— PsyPost.org (@PsyPost) December 13, 2015
“Death is a stark reminder that the future is not guaranteed, so it is reasonable to believe that thoughts of personal mortality make one even more inclined to value today over the future,” Nicholas J. Kelley and Brandon J. Schmeichel wrote in their study.
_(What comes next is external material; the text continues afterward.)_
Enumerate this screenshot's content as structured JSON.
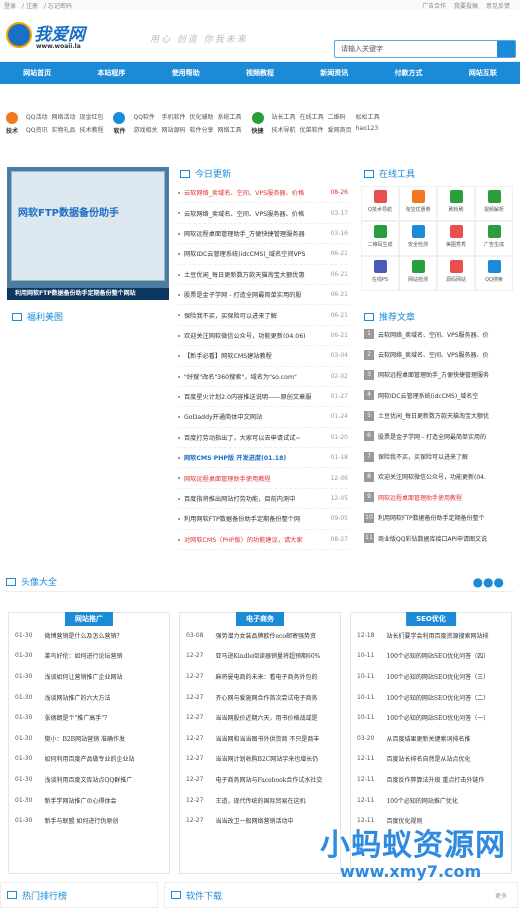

“On the other hand, people make plans and strive for goals (including more life) that can only be met in the future. These future goals help give meaning to the present and can provide psychological protection against the threat of death. In this sense it seems reasonable to believe that reminders of personal mortality make the future seem even more valuable — a precious commodity in short supply.”